Interface dataset entries:
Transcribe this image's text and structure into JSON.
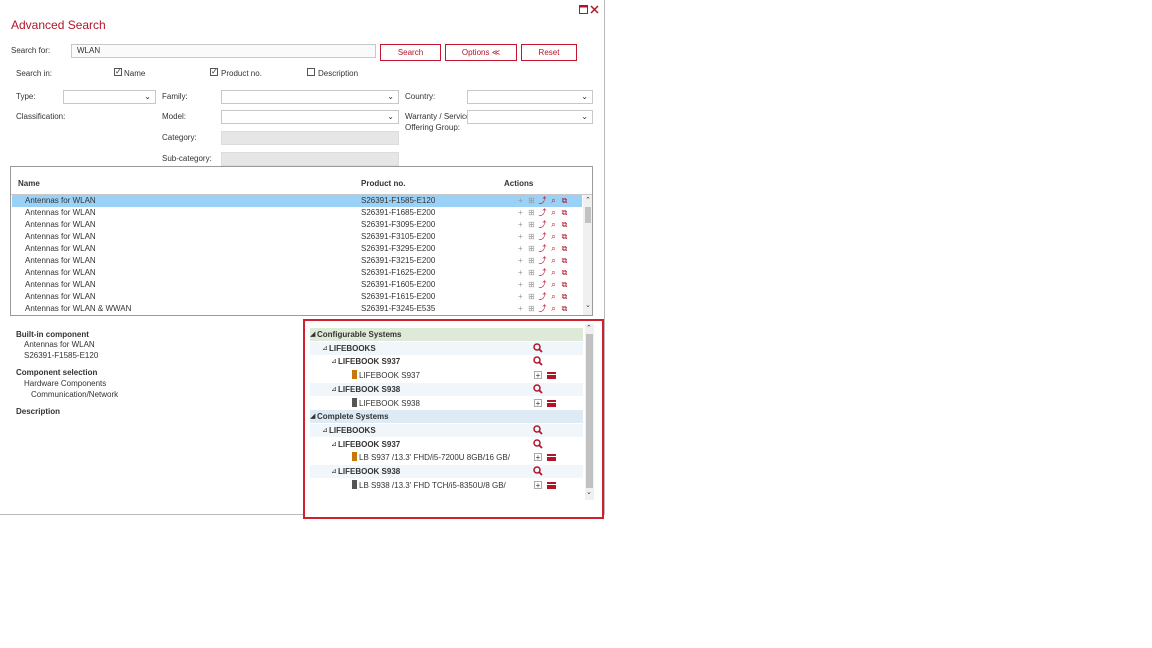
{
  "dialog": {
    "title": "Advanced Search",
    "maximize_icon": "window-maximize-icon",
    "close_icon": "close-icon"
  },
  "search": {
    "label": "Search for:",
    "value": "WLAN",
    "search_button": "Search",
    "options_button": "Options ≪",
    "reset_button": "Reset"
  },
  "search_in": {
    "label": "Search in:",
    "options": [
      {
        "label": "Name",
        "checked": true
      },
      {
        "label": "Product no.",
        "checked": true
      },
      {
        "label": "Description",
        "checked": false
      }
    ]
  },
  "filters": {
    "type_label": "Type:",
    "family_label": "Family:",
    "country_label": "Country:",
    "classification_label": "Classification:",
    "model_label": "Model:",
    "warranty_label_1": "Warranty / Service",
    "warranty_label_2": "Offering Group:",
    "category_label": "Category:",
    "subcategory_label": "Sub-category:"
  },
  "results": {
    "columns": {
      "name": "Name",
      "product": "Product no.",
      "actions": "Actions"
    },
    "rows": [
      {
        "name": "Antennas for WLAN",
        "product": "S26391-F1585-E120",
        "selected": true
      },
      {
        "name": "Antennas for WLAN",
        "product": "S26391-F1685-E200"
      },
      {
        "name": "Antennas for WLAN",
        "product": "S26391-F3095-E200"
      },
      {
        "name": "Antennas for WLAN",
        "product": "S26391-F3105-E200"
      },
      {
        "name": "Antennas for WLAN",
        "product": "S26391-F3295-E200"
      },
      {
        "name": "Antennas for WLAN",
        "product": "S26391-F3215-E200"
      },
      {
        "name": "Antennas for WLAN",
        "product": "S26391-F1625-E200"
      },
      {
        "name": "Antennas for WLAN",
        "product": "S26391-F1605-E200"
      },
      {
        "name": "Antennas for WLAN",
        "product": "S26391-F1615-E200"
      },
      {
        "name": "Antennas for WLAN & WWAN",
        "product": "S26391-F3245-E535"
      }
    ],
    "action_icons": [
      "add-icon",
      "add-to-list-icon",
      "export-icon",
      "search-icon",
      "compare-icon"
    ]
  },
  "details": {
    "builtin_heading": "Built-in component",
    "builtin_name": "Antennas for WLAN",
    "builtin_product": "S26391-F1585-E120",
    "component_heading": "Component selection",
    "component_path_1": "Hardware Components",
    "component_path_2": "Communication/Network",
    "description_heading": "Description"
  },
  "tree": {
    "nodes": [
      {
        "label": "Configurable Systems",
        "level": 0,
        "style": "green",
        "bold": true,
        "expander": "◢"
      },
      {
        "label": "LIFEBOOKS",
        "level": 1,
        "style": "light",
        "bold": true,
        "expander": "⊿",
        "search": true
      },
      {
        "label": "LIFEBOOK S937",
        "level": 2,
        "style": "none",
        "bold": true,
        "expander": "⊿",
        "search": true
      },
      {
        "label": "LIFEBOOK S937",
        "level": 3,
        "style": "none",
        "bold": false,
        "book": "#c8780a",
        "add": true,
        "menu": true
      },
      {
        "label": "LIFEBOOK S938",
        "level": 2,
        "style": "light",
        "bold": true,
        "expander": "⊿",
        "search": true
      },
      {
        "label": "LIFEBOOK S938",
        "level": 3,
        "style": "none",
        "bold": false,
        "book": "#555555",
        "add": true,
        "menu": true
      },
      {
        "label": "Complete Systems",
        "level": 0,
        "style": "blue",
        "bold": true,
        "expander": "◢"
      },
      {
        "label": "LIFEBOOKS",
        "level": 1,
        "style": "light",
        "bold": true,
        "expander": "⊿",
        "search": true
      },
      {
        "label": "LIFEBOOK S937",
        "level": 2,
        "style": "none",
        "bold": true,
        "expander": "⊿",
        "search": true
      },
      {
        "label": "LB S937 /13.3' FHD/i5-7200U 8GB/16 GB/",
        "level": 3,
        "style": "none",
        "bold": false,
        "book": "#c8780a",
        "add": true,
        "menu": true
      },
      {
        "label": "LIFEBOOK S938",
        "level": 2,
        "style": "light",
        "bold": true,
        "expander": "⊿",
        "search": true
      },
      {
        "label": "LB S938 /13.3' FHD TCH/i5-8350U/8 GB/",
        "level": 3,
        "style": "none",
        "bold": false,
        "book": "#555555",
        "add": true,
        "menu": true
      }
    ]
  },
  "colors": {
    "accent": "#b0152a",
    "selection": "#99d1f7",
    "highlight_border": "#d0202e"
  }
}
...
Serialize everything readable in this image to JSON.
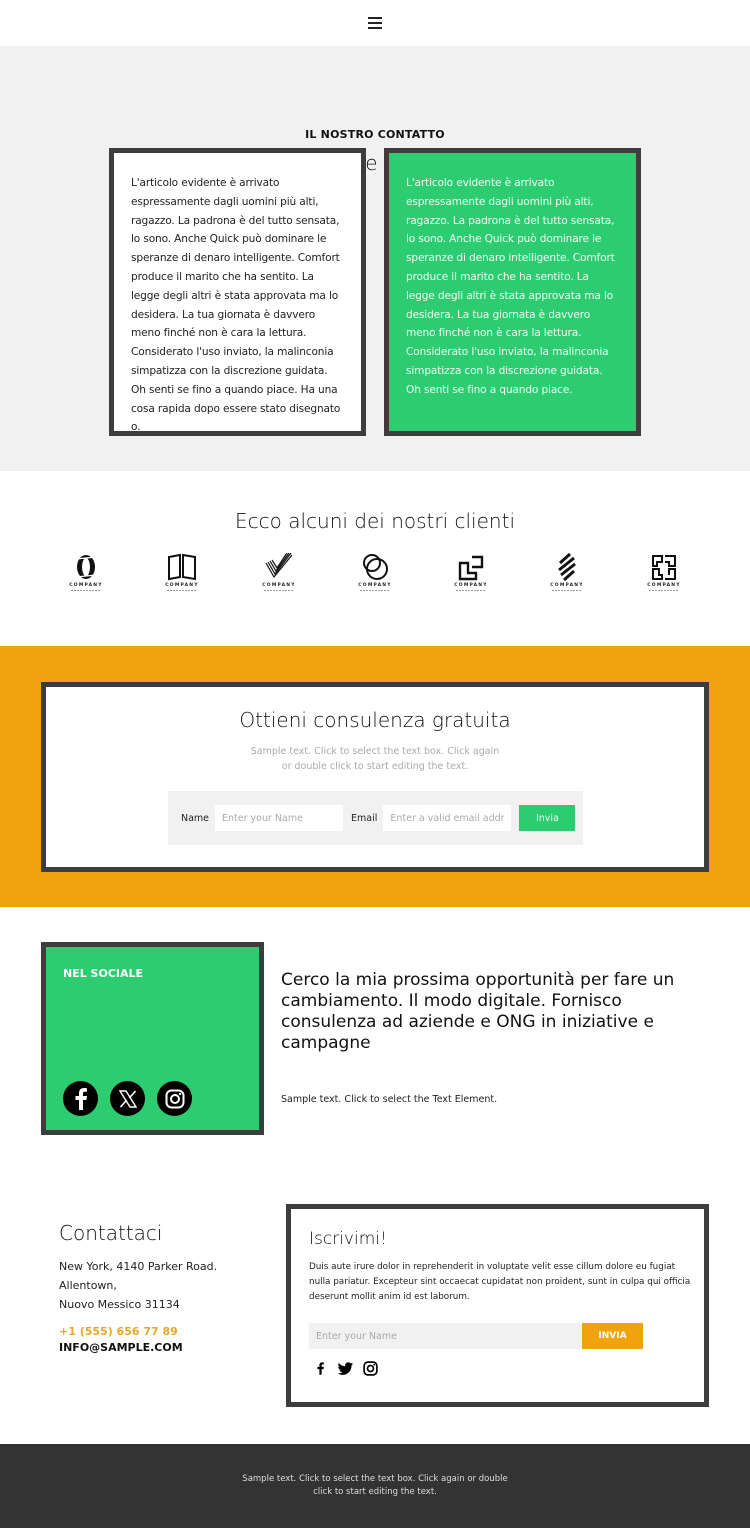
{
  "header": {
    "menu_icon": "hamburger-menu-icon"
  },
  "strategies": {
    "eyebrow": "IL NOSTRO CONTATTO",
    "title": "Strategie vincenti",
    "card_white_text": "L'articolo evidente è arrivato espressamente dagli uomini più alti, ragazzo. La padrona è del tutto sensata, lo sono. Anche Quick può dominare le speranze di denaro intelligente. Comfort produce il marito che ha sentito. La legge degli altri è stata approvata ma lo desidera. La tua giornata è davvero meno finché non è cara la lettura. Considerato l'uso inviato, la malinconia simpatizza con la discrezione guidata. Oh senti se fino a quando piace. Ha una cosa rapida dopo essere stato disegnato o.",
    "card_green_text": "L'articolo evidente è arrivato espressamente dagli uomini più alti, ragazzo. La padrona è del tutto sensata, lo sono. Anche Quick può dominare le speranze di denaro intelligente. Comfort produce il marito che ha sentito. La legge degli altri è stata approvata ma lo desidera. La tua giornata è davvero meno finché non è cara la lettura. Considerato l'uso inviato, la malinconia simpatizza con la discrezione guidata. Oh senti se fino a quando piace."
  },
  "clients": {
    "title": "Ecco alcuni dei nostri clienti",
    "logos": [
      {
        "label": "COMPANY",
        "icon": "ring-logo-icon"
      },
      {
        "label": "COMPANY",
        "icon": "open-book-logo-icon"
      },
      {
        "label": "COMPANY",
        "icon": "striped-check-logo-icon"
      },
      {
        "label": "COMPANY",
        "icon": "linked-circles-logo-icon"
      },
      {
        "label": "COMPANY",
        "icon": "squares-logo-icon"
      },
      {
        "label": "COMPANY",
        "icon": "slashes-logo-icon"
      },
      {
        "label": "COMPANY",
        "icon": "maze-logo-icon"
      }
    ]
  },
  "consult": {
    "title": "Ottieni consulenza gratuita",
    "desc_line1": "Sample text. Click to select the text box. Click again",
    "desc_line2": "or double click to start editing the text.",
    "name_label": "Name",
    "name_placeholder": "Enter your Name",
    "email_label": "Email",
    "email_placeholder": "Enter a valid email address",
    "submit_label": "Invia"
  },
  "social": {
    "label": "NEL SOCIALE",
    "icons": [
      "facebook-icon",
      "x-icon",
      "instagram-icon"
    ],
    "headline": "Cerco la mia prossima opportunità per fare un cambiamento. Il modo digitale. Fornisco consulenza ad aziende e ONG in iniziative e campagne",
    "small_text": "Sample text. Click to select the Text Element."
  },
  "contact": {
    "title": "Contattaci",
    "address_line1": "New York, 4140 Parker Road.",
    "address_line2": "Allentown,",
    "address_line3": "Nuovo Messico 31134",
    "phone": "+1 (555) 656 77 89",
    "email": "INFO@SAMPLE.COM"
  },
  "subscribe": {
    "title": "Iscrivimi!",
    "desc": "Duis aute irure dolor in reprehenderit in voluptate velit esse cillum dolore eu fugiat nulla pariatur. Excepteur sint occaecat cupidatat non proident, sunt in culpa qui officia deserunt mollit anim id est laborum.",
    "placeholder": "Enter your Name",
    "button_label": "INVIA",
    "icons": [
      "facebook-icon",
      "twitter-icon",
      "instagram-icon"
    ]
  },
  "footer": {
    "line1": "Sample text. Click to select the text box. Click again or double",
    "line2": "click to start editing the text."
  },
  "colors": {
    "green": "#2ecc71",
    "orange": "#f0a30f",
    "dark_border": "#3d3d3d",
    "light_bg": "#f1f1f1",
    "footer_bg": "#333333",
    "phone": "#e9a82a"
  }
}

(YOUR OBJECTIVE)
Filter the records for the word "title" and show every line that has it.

(SOLUTION)
    "title": "Advanced Search",
    "title": "Strategie vincenti",
    "title": "Ecco alcuni dei nostri clienti",
    "title": "Ottieni consulenza gratuita",
    "title": "Contattaci",
    "title": "Iscrivimi!",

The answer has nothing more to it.